Detection of adamantane-sensitive influenza A(H3N2) viruses in Australia, 2017: a cause for hope?
AuthorHurt, A; Komadina, N; Deng, Y-M; Kaye, M; Sullivan, S; Subbarao, K; Barr, I
PublisherEUR CENTRE DIS PREVENTION & CONTROL
Melbourne School of Population and Global Health
Microbiology and Immunology
Document TypeJournal Article
CitationsHurt, A., Komadina, N., Deng, Y. -M., Kaye, M., Sullivan, S., Subbarao, K. & Barr, I. (2017). Detection of adamantane-sensitive influenza A(H3N2) viruses in Australia, 2017: a cause for hope?. EUROSURVEILLANCE, 22 (47), pp.2-9. https://doi.org/10.2807/1560-7917.ES.2017.22.47.17-00731.
Access StatusOpen Access

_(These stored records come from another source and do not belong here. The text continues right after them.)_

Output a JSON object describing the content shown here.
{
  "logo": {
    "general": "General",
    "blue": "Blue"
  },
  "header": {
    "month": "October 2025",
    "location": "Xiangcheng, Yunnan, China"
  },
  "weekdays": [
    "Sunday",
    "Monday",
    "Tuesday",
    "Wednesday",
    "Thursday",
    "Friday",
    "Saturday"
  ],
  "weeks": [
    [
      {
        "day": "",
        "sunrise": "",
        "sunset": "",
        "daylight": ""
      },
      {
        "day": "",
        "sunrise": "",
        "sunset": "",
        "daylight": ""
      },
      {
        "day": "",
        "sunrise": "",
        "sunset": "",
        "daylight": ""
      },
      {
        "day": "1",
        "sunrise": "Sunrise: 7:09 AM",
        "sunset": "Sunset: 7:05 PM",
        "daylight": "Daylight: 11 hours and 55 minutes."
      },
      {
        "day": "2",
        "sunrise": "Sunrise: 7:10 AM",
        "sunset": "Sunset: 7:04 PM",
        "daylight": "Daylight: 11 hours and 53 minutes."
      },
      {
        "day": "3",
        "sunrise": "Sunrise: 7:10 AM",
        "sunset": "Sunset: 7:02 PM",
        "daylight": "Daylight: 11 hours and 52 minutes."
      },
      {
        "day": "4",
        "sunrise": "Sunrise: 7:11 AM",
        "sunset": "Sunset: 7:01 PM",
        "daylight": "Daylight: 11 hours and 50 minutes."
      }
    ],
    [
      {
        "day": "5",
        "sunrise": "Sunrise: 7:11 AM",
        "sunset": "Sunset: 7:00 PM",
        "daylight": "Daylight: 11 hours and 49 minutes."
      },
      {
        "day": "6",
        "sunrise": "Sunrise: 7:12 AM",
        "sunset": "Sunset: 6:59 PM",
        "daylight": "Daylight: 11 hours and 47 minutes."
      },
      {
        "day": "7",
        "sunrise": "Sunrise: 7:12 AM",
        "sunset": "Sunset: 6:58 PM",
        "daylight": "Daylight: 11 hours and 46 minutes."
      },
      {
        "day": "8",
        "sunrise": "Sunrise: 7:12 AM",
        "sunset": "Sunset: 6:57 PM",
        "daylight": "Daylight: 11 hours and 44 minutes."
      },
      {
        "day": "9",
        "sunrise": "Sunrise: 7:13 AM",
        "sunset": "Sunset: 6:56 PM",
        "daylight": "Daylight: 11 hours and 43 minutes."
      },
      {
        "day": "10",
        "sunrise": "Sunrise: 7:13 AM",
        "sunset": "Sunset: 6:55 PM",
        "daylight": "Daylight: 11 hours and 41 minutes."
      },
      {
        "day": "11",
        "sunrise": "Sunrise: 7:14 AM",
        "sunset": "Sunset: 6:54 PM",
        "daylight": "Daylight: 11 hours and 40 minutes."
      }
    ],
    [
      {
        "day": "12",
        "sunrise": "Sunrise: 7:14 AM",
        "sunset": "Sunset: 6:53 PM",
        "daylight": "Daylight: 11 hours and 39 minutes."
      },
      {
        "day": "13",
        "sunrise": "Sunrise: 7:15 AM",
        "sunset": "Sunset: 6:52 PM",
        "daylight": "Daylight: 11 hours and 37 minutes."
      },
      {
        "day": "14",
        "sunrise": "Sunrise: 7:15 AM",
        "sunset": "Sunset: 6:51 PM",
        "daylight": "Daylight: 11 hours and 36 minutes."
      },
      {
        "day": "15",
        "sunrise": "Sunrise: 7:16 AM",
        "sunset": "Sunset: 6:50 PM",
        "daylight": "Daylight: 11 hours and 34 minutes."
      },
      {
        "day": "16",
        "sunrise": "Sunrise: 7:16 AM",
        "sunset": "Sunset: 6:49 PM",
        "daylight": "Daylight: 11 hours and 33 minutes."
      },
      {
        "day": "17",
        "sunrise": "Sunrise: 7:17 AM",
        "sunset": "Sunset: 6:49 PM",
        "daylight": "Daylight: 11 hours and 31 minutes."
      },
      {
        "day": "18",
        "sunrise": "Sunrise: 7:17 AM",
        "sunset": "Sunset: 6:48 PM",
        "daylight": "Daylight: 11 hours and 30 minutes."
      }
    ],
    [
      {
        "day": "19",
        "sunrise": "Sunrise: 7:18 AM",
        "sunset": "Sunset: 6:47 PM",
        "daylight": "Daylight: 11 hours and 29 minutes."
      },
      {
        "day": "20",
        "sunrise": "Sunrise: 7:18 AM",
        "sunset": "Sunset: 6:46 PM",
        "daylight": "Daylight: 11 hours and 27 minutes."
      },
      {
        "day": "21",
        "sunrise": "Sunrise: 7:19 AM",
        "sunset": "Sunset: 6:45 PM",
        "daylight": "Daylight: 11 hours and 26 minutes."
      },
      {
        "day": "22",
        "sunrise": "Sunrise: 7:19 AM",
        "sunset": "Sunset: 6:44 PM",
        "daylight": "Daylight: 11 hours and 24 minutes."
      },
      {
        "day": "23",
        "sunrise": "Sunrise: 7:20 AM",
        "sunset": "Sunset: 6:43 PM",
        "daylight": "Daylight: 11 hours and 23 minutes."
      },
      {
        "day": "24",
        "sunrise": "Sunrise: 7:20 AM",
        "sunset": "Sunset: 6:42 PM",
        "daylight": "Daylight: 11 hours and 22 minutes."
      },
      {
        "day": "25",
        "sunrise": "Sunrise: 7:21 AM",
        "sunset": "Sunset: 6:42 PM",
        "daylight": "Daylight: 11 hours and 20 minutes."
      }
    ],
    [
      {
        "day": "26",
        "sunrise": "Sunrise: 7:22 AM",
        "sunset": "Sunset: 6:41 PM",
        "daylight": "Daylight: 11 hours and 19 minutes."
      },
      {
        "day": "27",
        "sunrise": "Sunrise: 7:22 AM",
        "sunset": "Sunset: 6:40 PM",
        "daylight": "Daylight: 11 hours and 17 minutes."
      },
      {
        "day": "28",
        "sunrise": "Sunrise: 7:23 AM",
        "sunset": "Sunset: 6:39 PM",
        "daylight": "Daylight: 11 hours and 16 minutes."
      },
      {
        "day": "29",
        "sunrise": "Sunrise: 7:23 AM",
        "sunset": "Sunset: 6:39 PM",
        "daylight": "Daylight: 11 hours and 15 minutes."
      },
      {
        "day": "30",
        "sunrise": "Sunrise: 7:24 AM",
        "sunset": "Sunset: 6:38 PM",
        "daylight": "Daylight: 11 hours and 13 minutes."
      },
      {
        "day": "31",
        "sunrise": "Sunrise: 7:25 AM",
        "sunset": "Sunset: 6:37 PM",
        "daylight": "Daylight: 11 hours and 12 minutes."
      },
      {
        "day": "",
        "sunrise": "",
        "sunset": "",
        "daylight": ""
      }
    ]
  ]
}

For over a decade virtually all A(H3N2) influenza viruses have been resistant to the adamantane class of antivirals. However, during the 2017 influenza season in Australia, 15/461 (3.3%) adamantane-sensitive A(H3N2) viruses encoding serine at residue 31 of the M2 protein were detected, more than the total number identified globally during the last 6 years. A return to wide circulation of adamantane-sensitive A(H3N2) viruses would revive the option of using these drugs for treatment and prophylaxis.
- Click on "Export Reference in RIS Format" and choose "open with... Endnote".
- Click on "Export Reference in RIS Format". Login to Refworks, go to References => Import References